### [Stored items from a collection]

"""

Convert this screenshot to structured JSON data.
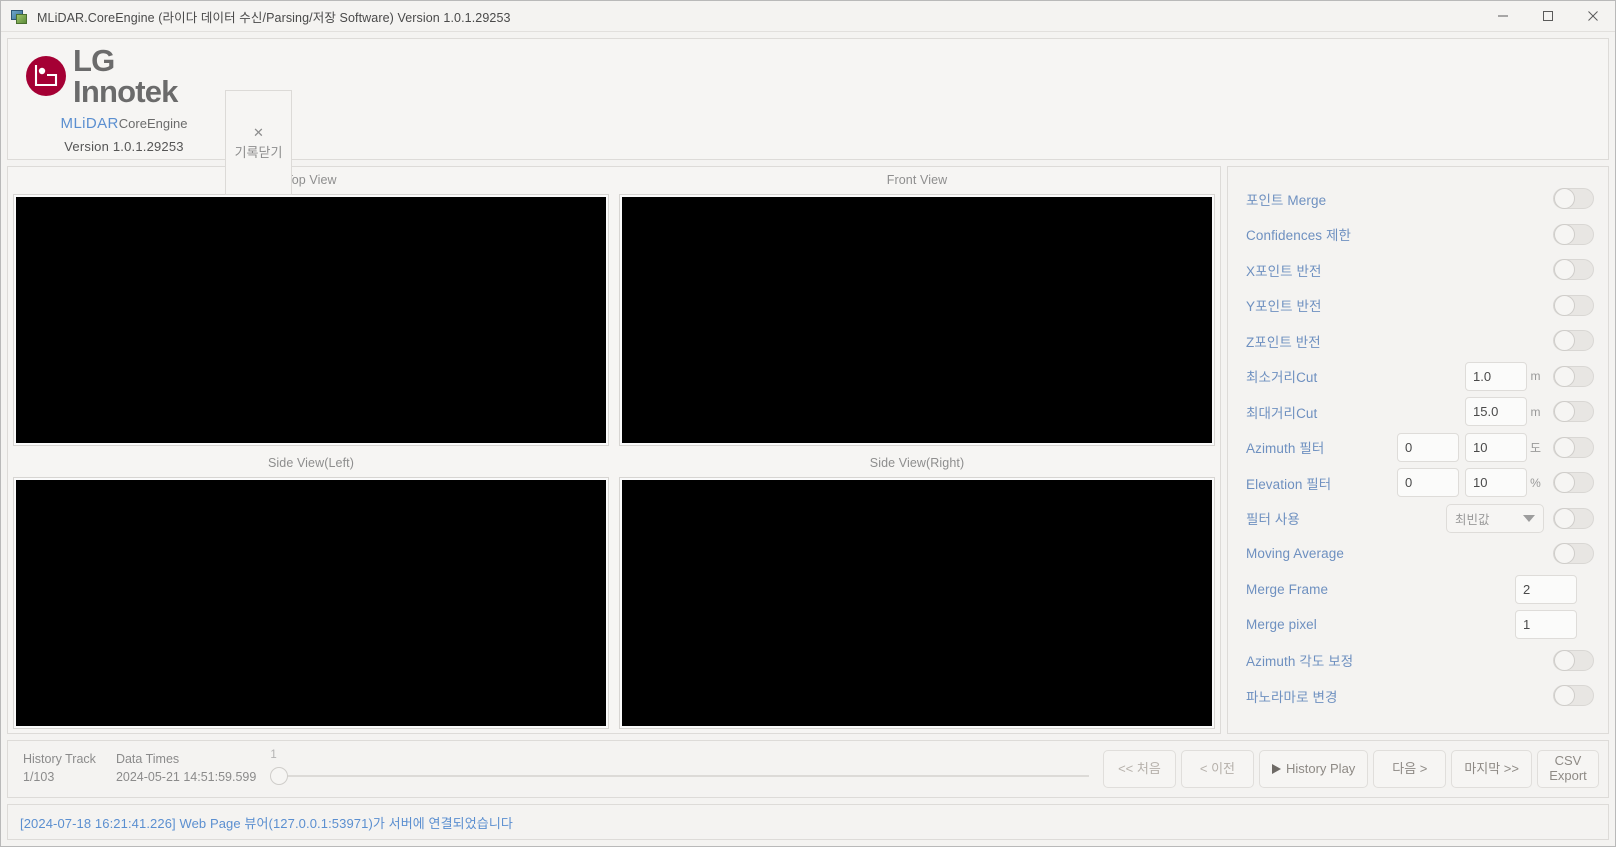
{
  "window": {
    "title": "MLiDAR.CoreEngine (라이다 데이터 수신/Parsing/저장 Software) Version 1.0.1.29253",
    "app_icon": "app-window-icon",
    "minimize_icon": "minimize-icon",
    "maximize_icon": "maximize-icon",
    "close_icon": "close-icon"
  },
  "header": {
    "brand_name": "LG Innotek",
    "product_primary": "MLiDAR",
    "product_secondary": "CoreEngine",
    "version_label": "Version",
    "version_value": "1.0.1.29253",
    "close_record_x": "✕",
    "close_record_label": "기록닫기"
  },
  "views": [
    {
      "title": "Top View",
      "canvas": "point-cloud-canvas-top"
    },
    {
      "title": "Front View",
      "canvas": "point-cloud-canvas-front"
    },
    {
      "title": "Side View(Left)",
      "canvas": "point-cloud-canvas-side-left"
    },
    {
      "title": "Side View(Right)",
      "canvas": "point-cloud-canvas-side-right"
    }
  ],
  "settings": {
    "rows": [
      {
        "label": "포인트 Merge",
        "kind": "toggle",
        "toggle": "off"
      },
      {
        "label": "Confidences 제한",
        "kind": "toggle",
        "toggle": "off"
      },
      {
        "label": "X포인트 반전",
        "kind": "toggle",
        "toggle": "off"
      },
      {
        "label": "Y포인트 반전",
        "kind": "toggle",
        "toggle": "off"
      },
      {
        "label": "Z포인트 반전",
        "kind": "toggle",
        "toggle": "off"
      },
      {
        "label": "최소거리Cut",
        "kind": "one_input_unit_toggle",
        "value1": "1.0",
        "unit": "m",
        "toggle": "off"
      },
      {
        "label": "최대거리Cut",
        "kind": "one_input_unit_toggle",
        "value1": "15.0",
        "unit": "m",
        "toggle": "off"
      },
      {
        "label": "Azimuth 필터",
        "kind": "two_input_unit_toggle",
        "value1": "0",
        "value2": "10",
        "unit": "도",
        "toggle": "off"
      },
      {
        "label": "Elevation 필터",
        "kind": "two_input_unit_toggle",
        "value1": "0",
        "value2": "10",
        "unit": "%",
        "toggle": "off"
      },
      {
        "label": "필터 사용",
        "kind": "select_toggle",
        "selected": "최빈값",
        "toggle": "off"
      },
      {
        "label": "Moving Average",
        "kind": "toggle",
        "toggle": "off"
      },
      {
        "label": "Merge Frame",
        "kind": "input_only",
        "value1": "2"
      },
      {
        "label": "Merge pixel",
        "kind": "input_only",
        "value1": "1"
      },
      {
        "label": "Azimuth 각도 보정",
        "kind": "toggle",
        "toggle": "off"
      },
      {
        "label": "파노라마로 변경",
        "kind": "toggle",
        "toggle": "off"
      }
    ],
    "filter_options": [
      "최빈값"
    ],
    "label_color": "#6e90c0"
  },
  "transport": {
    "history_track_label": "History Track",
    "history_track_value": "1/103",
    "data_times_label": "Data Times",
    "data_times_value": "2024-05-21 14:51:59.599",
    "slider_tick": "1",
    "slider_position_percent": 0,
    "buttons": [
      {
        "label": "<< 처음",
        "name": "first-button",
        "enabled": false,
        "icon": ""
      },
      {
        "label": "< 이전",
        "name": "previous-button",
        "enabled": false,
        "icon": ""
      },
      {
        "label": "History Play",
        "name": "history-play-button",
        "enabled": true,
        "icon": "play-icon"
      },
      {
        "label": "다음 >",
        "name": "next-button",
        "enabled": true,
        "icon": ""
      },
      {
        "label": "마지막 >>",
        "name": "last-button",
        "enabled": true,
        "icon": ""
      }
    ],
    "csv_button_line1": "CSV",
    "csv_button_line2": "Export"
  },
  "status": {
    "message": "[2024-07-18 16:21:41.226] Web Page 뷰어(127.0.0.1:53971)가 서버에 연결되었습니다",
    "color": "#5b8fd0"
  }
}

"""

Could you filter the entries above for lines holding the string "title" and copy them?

### [SOLUTION]
    "title": "MLiDAR.CoreEngine (라이다 데이터 수신/Parsing/저장 Software) Version 1.0.1.29253",
      "title": "Top View",
      "title": "Front View",
      "title": "Side View(Left)",
      "title": "Side View(Right)",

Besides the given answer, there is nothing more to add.